Federal Housing Tax Credit Creates An Amazing Opportunity For First Time Homebuyers
I’ve been trying for weeks to get the real scoop on the $8000 Tax Credit that was part of the housing bill that was passed last month.
I’ve gotten different answers from multiple accountants and loan officers. Finally, The National Association of Homebuilders has put out a FAQ video that gives us the real answers.
Considering the ridiculously low prices that the foreclosed homes are selling for, this creates a huge opportunity to literally get PAID to buy a house.

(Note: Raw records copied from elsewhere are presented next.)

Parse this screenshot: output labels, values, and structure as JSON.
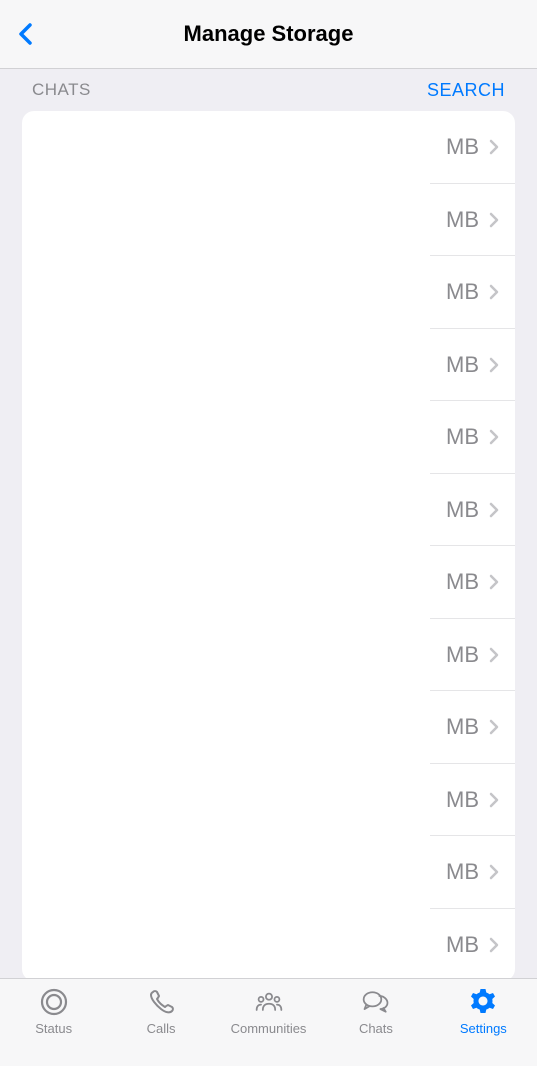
{
  "header": {
    "title": "Manage Storage"
  },
  "section": {
    "label": "CHATS",
    "search_label": "SEARCH"
  },
  "rows": [
    {
      "size": "MB"
    },
    {
      "size": "MB"
    },
    {
      "size": "MB"
    },
    {
      "size": "MB"
    },
    {
      "size": "MB"
    },
    {
      "size": "MB"
    },
    {
      "size": "MB"
    },
    {
      "size": "MB"
    },
    {
      "size": "MB"
    },
    {
      "size": "MB"
    },
    {
      "size": "MB"
    },
    {
      "size": "MB"
    }
  ],
  "tabs": {
    "status": "Status",
    "calls": "Calls",
    "communities": "Communities",
    "chats": "Chats",
    "settings": "Settings"
  }
}
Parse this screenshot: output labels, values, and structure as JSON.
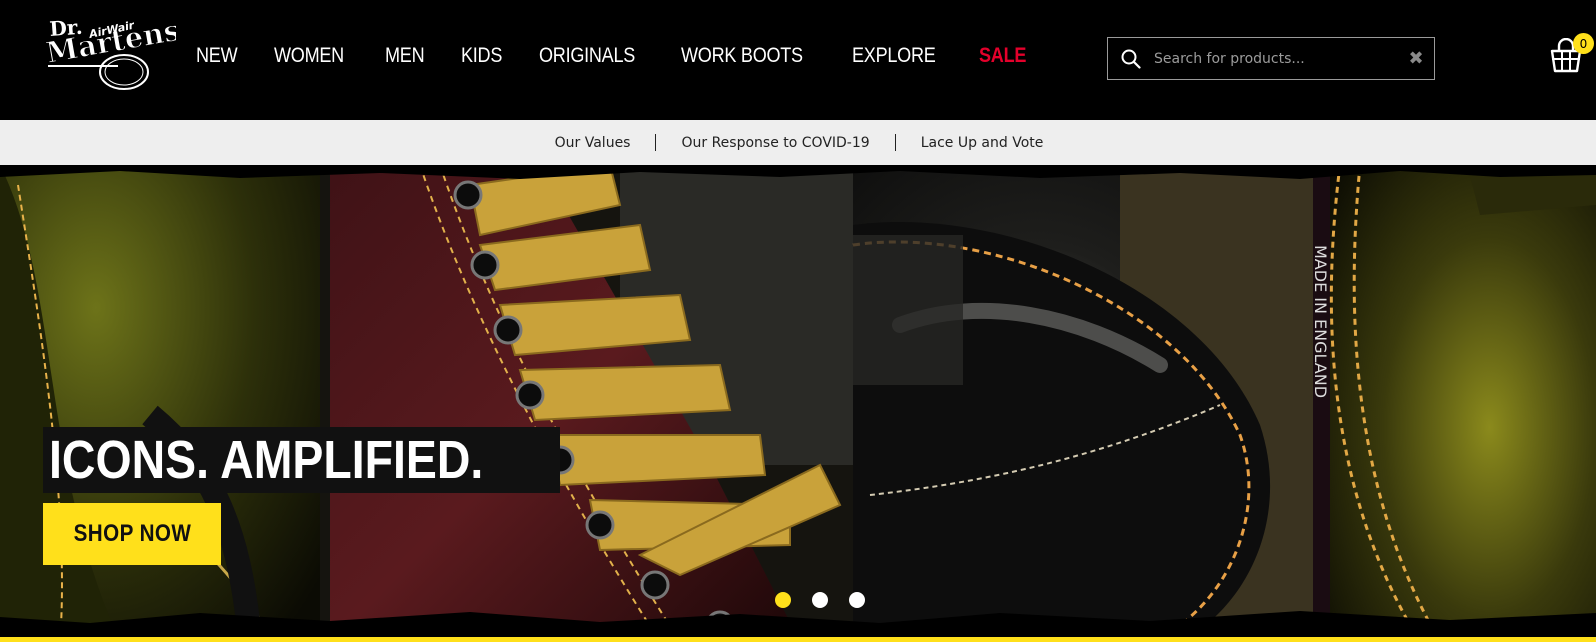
{
  "header": {
    "logo_text_top": "Dr.",
    "logo_text_main": "Martens",
    "logo_text_air": "AirWair",
    "nav": [
      "NEW",
      "WOMEN",
      "MEN",
      "KIDS",
      "ORIGINALS",
      "WORK BOOTS",
      "EXPLORE",
      "SALE"
    ],
    "search": {
      "placeholder": "Search for products...",
      "icon": "search-icon",
      "clear_icon": "close-icon"
    },
    "cart": {
      "icon": "basket-icon",
      "count": "0"
    }
  },
  "utility_bar": {
    "links": [
      "Our Values",
      "Our Response to COVID-19",
      "Lace Up and Vote"
    ]
  },
  "hero": {
    "headline": "ICONS. AMPLIFIED.",
    "cta": "SHOP NOW",
    "carousel_dots": 3,
    "active_dot": 0
  },
  "colors": {
    "accent_yellow": "#ffe01b",
    "sale_red": "#e4002b",
    "header_bg": "#000000",
    "utility_bg": "#eeeeee"
  }
}
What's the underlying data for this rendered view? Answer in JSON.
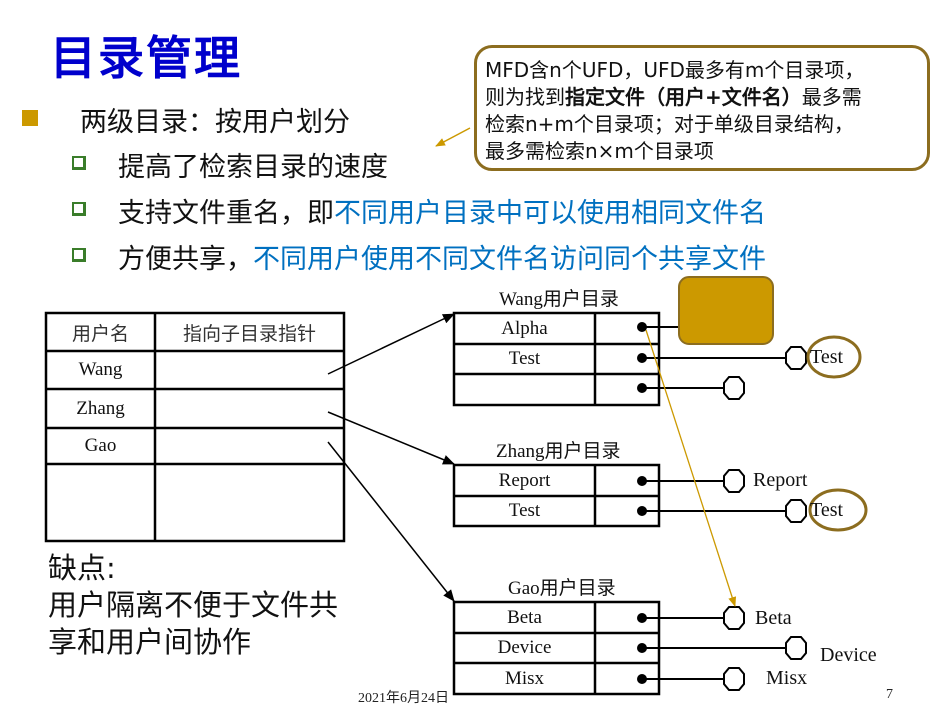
{
  "slide": {
    "title": "目录管理",
    "bullet_main": "两级目录：按用户划分",
    "sub_bullets": [
      {
        "black": "提高了检索目录的速度",
        "blue": ""
      },
      {
        "black": "支持文件重名，即",
        "blue": "不同用户目录中可以使用相同文件名"
      },
      {
        "black": "方便共享，",
        "blue": "不同用户使用不同文件名访问同个共享文件"
      }
    ],
    "callout": {
      "line1": "MFD含n个UFD，UFD最多有m个目录项，",
      "line2_pre": "则为找到",
      "line2_bold": "指定文件（用户+文件名）",
      "line2_post": "最多需",
      "line3": "检索n+m个目录项；对于单级目录结构，",
      "line4": "最多需检索n×m个目录项"
    },
    "drawback": {
      "label": "缺点:",
      "line1": "用户隔离不便于文件共",
      "line2": "享和用户间协作"
    },
    "footer": {
      "date": "2021年6月24日",
      "page": "7"
    },
    "colors": {
      "title": "#0000cc",
      "highlight": "#0070c0",
      "accent_gold": "#cc9900",
      "callout_border": "#8c6d1f",
      "sub_bullet": "#3a7d2a"
    }
  },
  "mfd": {
    "headers": [
      "用户名",
      "指向子目录指针"
    ],
    "rows": [
      "Wang",
      "Zhang",
      "Gao",
      ""
    ]
  },
  "ufds": [
    {
      "title": "Wang用户目录",
      "entries": [
        "Alpha",
        "Test",
        ""
      ],
      "files": [
        "",
        "Test",
        ""
      ]
    },
    {
      "title": "Zhang用户目录",
      "entries": [
        "Report",
        "Test"
      ],
      "files": [
        "Report",
        "Test"
      ]
    },
    {
      "title": "Gao用户目录",
      "entries": [
        "Beta",
        "Device",
        "Misx"
      ],
      "files": [
        "Beta",
        "Device",
        "Misx"
      ]
    }
  ]
}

As an example, using a $100,000 sale price, a buyer would need $3500 downpayment to do an FHA loan with a 3.5% downpayment. If the deal closes in the year 2009, a buyer could get a check from the government for $8000. six to eight weeks after filing to receive it. It can’t be used as downpayment, so the buyer will need to have the downpayment saved up first.

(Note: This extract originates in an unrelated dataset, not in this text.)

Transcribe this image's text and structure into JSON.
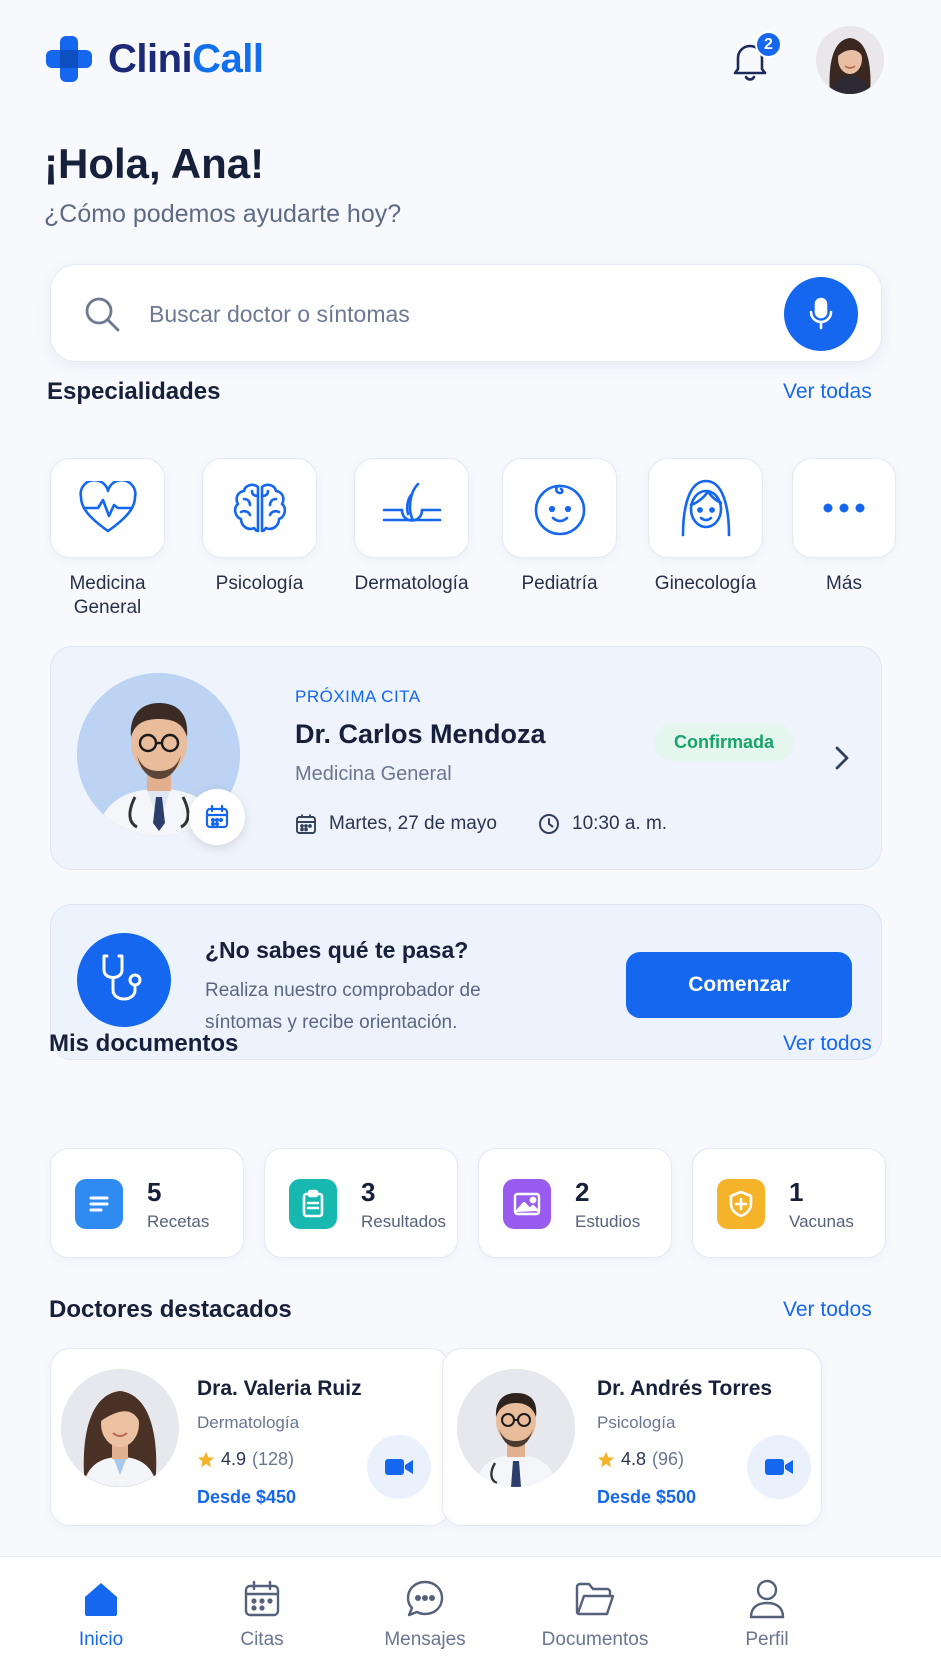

There’s some income limitations to get it, and it’s not just a blanket 8000. It’s actually 10% of the purchase price up to the 8000 limit. So a seventy thousand dollar home purchase would only generate a SEVEN thousand dollar credit.
There’s also 2 different “3 year rules” attached to it. First, to qualify, you can’t have owned a home for the previous 3 years, which by their definition would make you a “first time buyer” once again. The second 3 year rule, is that you HAVE to stay the owner for 3 years or you’ll have to pay it back.
Interest rates are also at their lowest point in practically FOREVER, as well. We’re selling homes now at approximately 1995 prices. Last summer, I really thought that last summer (when prices had retreated to 2004 levels) that we were going to be done with the declining sales prices. It wasn’t even a thought that prices could retreat this much in order for the banks to unload that amount of foreclosed inventory. But they have.
I need to do a real RANT about it (in another post in a day or two), because the ridiculous pricing strategies are insane, and is FURTHER hurting the economy, when on the surface you’d think it would be helping. It is, if you’re buying, but not for anyone who currently owns.
In the meanwhile, here’s the whole and accurate story on the rules of the $8000. federal housing tax credit.